_EXERCISE OBJECTIVE_
Every line below that has the string "Carrot" needs to be copied.

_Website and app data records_
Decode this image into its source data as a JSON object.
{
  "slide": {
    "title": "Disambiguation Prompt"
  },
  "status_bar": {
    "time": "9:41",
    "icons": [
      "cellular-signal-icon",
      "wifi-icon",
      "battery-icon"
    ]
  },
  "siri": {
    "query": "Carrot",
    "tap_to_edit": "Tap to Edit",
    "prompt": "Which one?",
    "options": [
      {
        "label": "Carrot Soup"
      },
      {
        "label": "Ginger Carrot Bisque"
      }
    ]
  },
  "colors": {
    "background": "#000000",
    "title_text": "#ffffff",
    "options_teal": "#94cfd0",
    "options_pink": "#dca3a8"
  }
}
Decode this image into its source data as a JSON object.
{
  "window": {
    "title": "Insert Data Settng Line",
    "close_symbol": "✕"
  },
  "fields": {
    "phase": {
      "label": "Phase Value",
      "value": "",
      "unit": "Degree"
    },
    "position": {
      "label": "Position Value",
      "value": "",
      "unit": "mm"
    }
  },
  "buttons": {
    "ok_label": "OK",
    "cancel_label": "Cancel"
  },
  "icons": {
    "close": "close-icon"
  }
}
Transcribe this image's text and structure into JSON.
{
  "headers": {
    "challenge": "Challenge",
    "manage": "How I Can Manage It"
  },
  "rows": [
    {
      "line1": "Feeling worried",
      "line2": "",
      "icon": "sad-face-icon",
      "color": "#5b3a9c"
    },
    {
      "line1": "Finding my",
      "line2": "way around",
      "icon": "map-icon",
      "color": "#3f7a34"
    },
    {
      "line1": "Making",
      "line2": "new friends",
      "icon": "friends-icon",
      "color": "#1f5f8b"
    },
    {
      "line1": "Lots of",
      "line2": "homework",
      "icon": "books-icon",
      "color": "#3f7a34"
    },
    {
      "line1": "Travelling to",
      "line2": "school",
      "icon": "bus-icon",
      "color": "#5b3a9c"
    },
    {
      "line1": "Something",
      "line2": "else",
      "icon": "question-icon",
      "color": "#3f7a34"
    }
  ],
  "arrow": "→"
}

_RESPONSE_
    "query": "Carrot",
        "label": "Carrot Soup"
        "label": "Ginger Carrot Bisque"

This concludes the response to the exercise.